There appears to be one thing that presidential candidates and journalists can agree upon: that "Main Street vs. Wall Street" is the political and cultural slogan of the day.

Democrats and Republicans can use it for their own ideological purposes, Republicans to demonize liberal elitism and Democrats to inflame class prejudices. For the scribes, it fits nicely into a lead or headline and seems to encapsulate a dynamic that requires too many words to adequately describe.

But please be careful with this phrase. It took Google just .17 of a second to produce more than 14 million links to it.

Here is what Wikipedia has to say about the use of these words to represent conflicting cultural affinities:

As a figure of speech contrasted to "Main Street," the term "Wall Street" can refer to big business interests against those of small business and the working or middle class. It is sometimes used more specifically to refer to research analysts, shareholders and financial institutions such as investment banks. The idea of "Main Street" conjures up images of locally owned businesses and banks. While the phrase "Wall Street" is commonly used interchangeably with the phrase "Corporate America," it is also sometimes used in contrast to distinguish between the interests, culture, and lifestyles of investment banks and those of Fortune 500 industrial or service corporations.

The entry for "Main Street" describes it as "an extremely popular term during the economic crises in 2008." Let's be sure to listen for it in the last presidential debate and during the final days before the election.

So what's the problem? Let me count them.

1. I, as a citizen and a longtime resident of suburbia, identify with neither Wall Street nor Main Street and thus feel left out.

2. "Wall Street vs. Main Street" has become a reductive frame for writing about the economy. We have helped make Wall Street "the other," an emblem of greed, and Main Street the emblem of responsible hard work.
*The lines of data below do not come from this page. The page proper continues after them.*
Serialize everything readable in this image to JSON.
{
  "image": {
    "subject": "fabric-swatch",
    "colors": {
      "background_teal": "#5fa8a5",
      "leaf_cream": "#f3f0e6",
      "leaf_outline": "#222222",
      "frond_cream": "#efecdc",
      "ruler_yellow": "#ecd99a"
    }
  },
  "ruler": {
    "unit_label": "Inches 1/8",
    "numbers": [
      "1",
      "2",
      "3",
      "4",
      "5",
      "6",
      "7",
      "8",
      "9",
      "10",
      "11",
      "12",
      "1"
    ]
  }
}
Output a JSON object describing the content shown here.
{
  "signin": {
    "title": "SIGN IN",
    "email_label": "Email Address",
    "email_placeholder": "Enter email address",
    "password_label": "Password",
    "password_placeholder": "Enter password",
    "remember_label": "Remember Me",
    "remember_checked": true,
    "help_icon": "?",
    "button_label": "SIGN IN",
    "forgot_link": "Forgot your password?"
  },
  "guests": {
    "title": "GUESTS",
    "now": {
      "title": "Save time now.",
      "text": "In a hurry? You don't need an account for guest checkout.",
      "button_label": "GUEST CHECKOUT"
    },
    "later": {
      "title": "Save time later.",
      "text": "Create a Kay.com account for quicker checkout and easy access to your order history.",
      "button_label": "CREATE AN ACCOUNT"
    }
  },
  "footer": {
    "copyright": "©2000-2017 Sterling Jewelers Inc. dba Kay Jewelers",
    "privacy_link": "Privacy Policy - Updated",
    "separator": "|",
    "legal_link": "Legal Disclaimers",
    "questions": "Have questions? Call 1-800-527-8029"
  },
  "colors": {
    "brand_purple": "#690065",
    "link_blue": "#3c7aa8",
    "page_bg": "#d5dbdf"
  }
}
In truth, lots of folks on Wall Street work hard and responsibly, and a lot of Main Streeters tried to take irresponsible shortcuts during the real estate boom.

Remember, it was Sinclair Lewis, the first American to win a Nobel Prize in Literature, who wrote "Main Street," a novel about the narrow-mindedness and bigotry of small-town America.

3. What about the Side Street? What about Backstreets? What about all the streets and avenues and lanes and terraces and boulevards that don't correspond to this oversimplified dichotomy?

4. Many, many Americans have a stake in the success of the financial markets, especially through their retirement accounts. But by casting the problem as a war, we force people to take sides, sometimes at the margins, rather than looking for a third or fourth way.

5. Finally, what writer wants to be the 15 millionth to use the phrase? Do you?